*Work task*: The expected answer is every line of the material that contains the word "from".

*Data under study*:
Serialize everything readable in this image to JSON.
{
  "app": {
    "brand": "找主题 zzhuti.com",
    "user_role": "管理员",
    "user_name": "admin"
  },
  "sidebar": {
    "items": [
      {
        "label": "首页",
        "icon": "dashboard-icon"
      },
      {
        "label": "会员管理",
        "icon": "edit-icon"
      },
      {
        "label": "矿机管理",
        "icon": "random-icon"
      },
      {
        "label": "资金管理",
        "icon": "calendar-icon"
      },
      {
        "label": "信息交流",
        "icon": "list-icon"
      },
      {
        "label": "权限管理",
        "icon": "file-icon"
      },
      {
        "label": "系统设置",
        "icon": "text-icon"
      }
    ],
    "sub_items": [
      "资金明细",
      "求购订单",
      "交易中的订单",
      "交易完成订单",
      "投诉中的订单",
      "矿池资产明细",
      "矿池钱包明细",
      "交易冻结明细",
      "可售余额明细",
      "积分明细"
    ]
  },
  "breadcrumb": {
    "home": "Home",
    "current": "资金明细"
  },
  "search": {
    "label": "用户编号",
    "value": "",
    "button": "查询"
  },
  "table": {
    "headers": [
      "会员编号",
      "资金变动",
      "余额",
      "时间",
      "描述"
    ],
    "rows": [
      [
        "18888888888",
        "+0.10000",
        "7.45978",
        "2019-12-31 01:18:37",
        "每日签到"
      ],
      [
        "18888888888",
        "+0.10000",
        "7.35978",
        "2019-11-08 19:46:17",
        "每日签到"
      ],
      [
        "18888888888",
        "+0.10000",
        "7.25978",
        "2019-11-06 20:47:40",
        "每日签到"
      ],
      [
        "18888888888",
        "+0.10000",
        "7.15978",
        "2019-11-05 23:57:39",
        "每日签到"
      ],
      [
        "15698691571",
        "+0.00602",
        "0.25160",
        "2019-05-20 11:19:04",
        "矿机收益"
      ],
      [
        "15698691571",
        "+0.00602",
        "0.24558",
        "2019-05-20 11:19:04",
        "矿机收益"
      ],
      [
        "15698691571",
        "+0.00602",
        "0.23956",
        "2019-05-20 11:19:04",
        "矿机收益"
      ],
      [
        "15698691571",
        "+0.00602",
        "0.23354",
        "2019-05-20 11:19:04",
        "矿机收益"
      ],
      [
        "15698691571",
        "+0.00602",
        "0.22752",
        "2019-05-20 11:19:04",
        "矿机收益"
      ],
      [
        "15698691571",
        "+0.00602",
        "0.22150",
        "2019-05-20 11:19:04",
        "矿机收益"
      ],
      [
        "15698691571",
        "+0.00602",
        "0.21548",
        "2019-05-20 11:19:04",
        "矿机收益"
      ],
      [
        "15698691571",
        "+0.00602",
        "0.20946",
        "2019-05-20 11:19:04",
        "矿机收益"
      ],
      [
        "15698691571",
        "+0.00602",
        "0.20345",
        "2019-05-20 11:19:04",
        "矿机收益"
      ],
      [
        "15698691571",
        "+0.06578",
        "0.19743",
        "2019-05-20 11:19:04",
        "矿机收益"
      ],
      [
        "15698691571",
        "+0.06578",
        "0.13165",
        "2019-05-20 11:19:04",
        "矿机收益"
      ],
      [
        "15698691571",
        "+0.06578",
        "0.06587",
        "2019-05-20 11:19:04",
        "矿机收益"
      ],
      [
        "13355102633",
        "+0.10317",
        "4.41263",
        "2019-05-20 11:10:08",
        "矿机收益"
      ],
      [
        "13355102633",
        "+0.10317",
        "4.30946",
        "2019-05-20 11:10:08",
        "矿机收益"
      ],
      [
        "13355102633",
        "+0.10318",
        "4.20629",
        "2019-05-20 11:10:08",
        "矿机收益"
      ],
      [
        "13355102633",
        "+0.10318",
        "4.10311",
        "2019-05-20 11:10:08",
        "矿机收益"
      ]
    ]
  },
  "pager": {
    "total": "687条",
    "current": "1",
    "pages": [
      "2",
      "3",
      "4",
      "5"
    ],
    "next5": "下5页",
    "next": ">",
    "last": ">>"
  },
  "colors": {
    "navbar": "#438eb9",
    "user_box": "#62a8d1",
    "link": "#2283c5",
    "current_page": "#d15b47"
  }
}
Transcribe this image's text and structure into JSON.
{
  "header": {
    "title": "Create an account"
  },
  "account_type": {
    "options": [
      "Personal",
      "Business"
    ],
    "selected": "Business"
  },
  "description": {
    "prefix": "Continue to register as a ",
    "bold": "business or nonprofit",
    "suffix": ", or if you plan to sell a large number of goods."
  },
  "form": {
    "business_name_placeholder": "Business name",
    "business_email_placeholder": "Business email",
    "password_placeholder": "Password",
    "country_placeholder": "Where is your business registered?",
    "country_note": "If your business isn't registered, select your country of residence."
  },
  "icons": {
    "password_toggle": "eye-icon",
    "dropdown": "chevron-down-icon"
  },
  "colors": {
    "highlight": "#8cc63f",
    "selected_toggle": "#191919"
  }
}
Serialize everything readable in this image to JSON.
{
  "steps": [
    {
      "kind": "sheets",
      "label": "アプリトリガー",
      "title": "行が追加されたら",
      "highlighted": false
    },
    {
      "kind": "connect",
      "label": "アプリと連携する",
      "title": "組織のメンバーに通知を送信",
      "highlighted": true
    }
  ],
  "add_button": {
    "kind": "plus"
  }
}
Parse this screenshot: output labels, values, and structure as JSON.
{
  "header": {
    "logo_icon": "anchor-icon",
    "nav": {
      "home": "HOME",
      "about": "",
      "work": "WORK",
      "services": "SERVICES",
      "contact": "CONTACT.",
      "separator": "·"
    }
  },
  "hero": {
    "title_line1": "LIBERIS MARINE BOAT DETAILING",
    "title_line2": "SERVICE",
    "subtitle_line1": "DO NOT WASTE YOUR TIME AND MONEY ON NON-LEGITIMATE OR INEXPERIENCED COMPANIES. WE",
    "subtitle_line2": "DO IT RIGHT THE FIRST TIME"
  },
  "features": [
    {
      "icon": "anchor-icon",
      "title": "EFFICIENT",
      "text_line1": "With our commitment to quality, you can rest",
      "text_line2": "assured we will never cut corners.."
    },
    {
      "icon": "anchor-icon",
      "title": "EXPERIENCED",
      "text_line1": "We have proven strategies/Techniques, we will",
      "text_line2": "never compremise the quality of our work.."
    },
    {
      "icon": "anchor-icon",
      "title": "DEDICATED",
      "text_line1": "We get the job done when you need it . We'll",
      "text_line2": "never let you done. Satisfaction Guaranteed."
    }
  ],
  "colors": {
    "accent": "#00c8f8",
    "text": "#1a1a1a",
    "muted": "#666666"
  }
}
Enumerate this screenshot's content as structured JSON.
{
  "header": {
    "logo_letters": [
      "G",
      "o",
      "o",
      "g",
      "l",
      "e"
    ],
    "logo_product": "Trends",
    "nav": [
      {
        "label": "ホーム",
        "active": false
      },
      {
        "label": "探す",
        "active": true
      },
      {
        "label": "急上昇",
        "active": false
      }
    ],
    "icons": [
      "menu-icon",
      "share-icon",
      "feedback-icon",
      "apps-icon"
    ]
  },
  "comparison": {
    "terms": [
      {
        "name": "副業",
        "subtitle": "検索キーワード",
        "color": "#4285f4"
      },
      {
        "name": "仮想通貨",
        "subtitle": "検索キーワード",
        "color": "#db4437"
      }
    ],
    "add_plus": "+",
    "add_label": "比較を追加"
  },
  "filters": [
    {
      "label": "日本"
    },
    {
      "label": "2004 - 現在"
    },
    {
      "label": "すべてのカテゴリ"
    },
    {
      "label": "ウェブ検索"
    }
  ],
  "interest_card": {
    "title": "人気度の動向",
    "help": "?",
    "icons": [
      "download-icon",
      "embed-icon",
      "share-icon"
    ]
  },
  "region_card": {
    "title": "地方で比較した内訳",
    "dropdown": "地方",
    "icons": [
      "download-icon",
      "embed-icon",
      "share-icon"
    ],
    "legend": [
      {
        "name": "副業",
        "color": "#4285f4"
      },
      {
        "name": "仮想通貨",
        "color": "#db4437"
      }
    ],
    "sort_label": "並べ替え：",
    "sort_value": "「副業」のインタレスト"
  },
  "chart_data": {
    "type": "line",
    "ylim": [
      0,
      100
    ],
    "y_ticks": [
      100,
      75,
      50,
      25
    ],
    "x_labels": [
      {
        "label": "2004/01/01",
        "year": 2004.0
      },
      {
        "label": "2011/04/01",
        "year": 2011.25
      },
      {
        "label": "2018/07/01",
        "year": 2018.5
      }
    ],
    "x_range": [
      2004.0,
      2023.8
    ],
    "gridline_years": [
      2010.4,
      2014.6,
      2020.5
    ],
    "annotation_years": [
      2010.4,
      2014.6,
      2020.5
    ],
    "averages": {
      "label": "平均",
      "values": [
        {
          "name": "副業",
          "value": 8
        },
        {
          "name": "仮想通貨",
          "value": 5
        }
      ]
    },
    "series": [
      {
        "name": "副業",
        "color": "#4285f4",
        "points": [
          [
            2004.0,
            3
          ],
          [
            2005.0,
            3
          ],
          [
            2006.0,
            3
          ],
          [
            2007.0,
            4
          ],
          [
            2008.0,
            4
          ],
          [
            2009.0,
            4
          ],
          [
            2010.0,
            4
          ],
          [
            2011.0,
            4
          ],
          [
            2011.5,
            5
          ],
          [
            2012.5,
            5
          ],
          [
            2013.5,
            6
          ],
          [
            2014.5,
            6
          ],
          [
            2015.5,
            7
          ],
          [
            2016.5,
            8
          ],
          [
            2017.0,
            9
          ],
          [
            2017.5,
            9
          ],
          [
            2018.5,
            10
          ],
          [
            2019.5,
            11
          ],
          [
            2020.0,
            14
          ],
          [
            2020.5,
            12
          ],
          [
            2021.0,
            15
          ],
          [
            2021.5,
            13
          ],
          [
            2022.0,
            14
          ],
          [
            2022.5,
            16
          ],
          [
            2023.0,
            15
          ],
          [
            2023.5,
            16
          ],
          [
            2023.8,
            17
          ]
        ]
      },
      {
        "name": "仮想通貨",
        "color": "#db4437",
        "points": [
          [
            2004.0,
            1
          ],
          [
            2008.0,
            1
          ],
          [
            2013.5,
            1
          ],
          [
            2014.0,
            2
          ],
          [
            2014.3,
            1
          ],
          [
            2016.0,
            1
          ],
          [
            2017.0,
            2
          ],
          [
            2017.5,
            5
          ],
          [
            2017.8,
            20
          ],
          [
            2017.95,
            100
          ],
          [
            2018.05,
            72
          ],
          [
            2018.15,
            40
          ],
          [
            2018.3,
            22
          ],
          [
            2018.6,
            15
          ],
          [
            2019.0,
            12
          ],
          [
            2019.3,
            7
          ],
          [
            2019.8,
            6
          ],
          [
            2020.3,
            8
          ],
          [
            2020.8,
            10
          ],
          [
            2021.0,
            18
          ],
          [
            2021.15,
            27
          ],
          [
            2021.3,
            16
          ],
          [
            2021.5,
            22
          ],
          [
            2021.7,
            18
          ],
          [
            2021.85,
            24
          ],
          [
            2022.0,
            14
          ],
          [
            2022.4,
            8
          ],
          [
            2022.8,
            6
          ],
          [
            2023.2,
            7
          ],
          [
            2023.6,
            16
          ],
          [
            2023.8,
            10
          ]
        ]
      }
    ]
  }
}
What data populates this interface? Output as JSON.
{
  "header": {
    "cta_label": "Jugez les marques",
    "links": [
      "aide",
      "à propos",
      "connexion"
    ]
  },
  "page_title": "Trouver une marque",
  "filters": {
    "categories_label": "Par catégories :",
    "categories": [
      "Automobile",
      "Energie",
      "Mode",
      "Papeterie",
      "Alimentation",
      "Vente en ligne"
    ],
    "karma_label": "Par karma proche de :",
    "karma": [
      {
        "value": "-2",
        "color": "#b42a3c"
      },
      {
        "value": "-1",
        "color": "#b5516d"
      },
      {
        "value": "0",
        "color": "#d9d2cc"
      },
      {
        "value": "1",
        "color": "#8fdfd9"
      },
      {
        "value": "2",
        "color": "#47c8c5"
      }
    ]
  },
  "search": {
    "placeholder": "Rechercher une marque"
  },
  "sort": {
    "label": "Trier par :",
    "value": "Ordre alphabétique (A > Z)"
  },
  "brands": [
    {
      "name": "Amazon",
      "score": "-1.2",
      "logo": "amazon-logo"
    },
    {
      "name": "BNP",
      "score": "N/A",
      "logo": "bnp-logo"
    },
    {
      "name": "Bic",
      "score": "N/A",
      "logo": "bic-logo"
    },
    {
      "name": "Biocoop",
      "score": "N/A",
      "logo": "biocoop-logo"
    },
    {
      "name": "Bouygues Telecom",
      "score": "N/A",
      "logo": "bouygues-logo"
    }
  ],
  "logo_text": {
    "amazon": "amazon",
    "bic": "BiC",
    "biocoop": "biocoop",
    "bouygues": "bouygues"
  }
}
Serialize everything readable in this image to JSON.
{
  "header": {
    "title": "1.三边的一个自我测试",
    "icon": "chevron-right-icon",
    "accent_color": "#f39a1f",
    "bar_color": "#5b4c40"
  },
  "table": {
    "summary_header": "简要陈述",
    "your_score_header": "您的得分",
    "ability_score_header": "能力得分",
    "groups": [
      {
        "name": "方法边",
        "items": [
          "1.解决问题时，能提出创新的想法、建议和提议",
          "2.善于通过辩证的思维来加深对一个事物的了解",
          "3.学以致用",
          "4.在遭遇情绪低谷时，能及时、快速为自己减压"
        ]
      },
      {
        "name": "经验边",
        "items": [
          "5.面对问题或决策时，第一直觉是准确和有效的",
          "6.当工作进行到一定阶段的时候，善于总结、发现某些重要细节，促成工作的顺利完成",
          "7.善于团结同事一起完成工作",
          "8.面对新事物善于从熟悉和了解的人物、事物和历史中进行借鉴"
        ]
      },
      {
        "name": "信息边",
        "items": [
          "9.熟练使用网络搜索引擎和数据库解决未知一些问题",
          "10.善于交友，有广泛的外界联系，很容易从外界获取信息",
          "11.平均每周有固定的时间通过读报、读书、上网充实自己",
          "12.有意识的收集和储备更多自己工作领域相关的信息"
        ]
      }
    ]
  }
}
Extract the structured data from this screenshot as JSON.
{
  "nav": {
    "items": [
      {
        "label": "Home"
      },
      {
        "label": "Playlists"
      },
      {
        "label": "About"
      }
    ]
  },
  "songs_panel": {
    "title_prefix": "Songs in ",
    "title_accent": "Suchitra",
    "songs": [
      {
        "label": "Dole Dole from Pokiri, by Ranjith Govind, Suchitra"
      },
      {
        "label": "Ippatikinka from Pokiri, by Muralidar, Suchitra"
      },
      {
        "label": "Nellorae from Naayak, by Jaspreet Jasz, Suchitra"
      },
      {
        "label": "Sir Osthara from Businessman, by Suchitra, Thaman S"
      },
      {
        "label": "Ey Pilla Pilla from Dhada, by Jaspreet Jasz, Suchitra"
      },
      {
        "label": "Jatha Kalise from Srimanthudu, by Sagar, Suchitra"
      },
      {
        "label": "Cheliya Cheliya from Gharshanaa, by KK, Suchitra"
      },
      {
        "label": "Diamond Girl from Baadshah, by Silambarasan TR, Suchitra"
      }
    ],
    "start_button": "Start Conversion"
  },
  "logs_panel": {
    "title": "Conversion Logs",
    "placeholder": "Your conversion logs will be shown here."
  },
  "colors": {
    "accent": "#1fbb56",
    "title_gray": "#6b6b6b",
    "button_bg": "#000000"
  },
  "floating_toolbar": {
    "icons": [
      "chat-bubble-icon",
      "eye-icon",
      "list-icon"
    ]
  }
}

*Response area*:
Extract the structured data from this screenshot as JSON.
        "label": "Dole Dole from Pokiri, by Ranjith Govind, Suchitra"
        "label": "Ippatikinka from Pokiri, by Muralidar, Suchitra"
        "label": "Nellorae from Naayak, by Jaspreet Jasz, Suchitra"
        "label": "Sir Osthara from Businessman, by Suchitra, Thaman S"
        "label": "Ey Pilla Pilla from Dhada, by Jaspreet Jasz, Suchitra"
        "label": "Jatha Kalise from Srimanthudu, by Sagar, Suchitra"
        "label": "Cheliya Cheliya from Gharshanaa, by KK, Suchitra"
        "label": "Diamond Girl from Baadshah, by Silambarasan TR, Suchitra"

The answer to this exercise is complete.